What is important to know about Autism and those who live with ASD?

We have to be our children’s biggest champions and instill in them the confidence that not only do they belong in this society, but they are integral to its evolution. Our world needs different types of minds and we feel blessed to have the privilege of raising our son Ian in all his neurodivergent brilliance. Please remember – your child is not broken and that it is a privilege to have them in our lives. Please treat your child with dignity and respect.

If you believe your child may have Autism, please have them evaluated immediately – it will only help your child navigate this world in a more positive way. As a parent, you will hear far too many “no”’s from your friends, strangers, and even some in the medical community. Follow your gut and intuition – you know your child best and don’t stop advocating for your child and your right to not just receive an evaluation, but also receive critical developmental services. If you are having difficulty speaking with your school or physician, please let Khan’s Tutorial know. We will do our best to help you.

Where can I go to get evaluated in NYC?

Children Under 3 – Contact NYS Early Intervention Program at (518) 473-7016 or contact county Early Intervention Program at https://www.health.ny.gov/community/infants_children/early_intervention/county_eip.htm 

Child Between 3-5 – Write referral letter to the Committee on Preschool Special Education (CPSE). In the letter, list your child’s name, DOB, concerns, phone number, address and that you are requesting an evaluation.
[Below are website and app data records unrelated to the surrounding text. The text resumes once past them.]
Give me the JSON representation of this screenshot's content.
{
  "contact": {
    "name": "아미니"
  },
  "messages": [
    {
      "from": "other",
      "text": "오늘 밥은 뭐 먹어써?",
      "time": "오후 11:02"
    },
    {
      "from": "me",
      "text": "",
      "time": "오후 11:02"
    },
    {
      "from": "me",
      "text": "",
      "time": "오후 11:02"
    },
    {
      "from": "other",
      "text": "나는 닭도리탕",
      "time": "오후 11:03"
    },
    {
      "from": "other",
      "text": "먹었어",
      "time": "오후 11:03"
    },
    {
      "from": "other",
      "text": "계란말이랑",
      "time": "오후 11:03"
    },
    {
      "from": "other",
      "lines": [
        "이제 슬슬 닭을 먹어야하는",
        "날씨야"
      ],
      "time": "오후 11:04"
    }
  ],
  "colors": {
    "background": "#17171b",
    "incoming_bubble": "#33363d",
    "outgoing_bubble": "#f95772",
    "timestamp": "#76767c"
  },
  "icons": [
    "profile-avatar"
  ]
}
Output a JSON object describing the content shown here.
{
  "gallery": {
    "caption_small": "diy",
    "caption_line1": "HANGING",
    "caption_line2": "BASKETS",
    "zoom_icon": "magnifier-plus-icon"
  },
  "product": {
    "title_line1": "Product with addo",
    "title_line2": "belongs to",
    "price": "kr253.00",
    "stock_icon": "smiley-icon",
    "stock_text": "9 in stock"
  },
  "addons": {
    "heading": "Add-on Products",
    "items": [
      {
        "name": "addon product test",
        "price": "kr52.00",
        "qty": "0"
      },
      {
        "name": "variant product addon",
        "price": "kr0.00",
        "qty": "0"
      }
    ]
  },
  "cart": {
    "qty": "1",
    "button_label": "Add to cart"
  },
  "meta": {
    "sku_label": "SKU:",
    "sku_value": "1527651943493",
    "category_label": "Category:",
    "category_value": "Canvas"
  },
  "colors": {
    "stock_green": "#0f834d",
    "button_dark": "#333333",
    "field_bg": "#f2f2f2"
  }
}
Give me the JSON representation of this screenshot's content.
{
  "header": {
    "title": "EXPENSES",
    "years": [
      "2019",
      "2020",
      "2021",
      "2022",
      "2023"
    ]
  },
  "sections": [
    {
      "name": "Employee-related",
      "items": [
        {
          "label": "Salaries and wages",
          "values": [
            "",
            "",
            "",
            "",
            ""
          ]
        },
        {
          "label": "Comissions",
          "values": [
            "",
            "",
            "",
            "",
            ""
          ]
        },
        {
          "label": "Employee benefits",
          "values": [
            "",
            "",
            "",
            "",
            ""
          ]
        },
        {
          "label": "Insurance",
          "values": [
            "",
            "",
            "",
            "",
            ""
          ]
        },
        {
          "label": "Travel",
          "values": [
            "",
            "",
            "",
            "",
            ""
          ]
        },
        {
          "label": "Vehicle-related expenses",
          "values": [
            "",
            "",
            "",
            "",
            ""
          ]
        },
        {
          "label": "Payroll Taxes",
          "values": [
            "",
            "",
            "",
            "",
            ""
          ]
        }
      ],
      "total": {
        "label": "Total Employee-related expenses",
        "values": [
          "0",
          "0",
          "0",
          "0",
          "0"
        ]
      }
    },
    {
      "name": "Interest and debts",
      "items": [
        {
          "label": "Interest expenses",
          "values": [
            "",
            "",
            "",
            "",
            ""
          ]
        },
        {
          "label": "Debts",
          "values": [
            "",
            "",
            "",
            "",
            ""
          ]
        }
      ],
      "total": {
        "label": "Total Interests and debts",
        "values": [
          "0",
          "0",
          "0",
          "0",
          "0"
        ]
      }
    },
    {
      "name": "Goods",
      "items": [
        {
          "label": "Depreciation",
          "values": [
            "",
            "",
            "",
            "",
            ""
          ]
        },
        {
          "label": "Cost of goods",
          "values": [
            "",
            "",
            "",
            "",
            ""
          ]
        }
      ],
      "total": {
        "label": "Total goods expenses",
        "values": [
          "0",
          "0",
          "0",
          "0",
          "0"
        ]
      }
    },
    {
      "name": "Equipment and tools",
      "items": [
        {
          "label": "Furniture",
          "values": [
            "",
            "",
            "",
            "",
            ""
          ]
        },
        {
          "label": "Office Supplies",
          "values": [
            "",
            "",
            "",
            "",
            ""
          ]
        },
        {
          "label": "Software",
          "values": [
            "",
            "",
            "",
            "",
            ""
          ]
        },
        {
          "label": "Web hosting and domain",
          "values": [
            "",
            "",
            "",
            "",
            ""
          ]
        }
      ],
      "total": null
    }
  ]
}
NYS CPSE contact information can be found here: https://www.schools.nyc.gov/learning/special-education/help/committees-on-special-education

School-Aged Child – Write a referral letter and give it to your school’s Principal. In the letter, list your child’s name, DOB, concerns, your phone number, address and that you are requesting an evaluation.